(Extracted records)

^^^^

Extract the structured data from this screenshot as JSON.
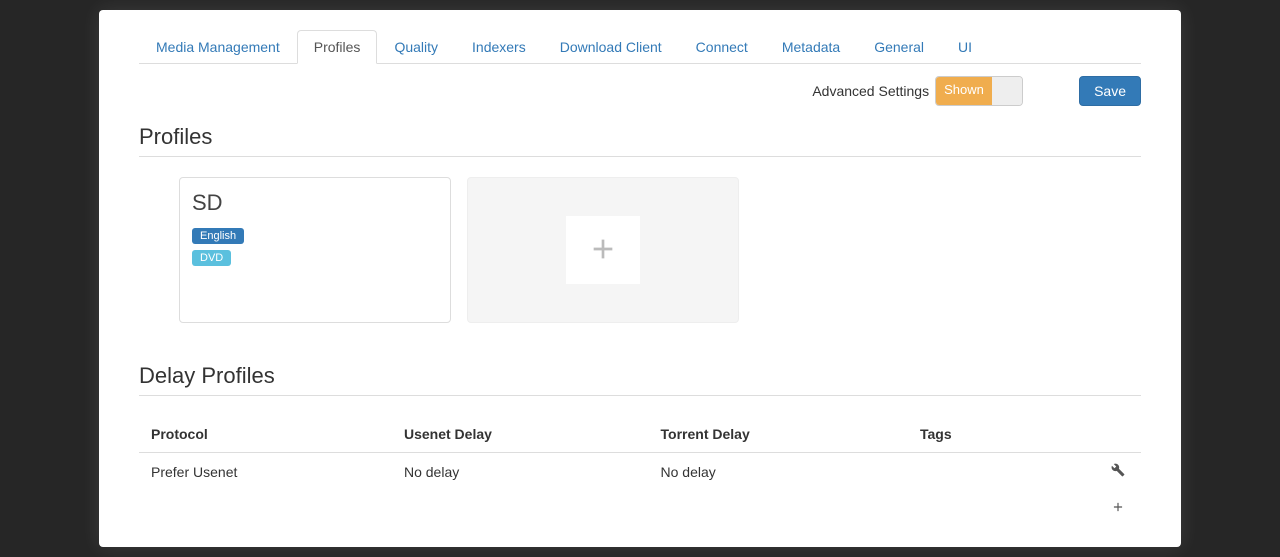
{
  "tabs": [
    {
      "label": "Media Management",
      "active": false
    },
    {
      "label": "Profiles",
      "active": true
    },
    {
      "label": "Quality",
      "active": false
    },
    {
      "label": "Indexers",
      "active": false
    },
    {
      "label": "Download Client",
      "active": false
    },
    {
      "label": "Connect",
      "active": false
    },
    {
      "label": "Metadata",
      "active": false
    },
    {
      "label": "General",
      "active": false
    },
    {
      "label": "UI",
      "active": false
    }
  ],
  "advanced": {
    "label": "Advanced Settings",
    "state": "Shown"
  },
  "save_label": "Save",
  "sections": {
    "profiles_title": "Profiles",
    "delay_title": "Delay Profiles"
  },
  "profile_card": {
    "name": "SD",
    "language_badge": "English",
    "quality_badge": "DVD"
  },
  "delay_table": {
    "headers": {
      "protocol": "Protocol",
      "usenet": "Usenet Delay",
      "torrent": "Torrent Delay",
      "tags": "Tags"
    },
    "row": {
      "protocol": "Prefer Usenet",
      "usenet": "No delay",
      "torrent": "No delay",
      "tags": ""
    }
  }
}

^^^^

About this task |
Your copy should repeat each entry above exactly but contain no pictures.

Response box |
Extract the structured data from this screenshot as JSON.
{
  "tabs": [
    {
      "label": "Media Management",
      "active": false
    },
    {
      "label": "Profiles",
      "active": true
    },
    {
      "label": "Quality",
      "active": false
    },
    {
      "label": "Indexers",
      "active": false
    },
    {
      "label": "Download Client",
      "active": false
    },
    {
      "label": "Connect",
      "active": false
    },
    {
      "label": "Metadata",
      "active": false
    },
    {
      "label": "General",
      "active": false
    },
    {
      "label": "UI",
      "active": false
    }
  ],
  "advanced": {
    "label": "Advanced Settings",
    "state": "Shown"
  },
  "save_label": "Save",
  "sections": {
    "profiles_title": "Profiles",
    "delay_title": "Delay Profiles"
  },
  "profile_card": {
    "name": "SD",
    "language_badge": "English",
    "quality_badge": "DVD"
  },
  "delay_table": {
    "headers": {
      "protocol": "Protocol",
      "usenet": "Usenet Delay",
      "torrent": "Torrent Delay",
      "tags": "Tags"
    },
    "row": {
      "protocol": "Prefer Usenet",
      "usenet": "No delay",
      "torrent": "No delay",
      "tags": ""
    }
  }
}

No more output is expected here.